• **Task inputs**
####################
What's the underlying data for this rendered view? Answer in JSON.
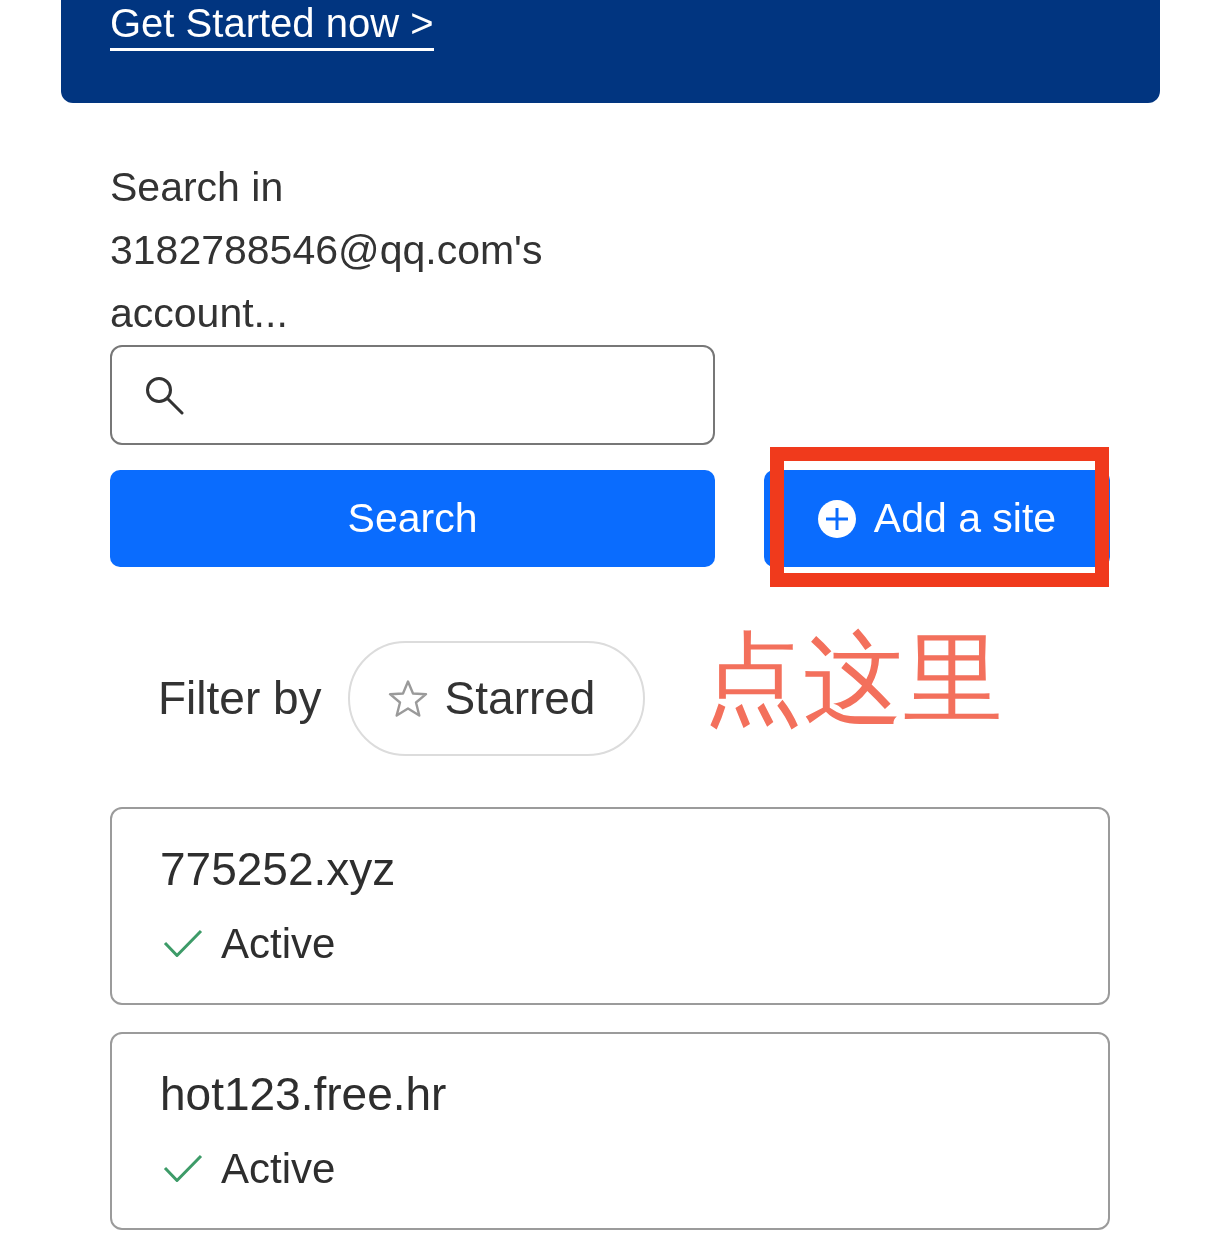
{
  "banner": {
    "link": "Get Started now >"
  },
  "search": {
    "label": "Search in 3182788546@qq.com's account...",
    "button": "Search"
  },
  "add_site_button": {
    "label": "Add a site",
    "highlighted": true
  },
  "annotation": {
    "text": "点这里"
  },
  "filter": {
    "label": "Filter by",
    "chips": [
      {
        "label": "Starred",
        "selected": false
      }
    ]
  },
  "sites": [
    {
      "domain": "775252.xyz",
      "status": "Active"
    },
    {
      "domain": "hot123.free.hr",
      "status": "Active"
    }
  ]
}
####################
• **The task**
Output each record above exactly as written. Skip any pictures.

• **Response box**
What's the underlying data for this rendered view? Answer in JSON.
{
  "banner": {
    "link": "Get Started now >"
  },
  "search": {
    "label": "Search in 3182788546@qq.com's account...",
    "button": "Search"
  },
  "add_site_button": {
    "label": "Add a site",
    "highlighted": true
  },
  "annotation": {
    "text": "点这里"
  },
  "filter": {
    "label": "Filter by",
    "chips": [
      {
        "label": "Starred",
        "selected": false
      }
    ]
  },
  "sites": [
    {
      "domain": "775252.xyz",
      "status": "Active"
    },
    {
      "domain": "hot123.free.hr",
      "status": "Active"
    }
  ]
}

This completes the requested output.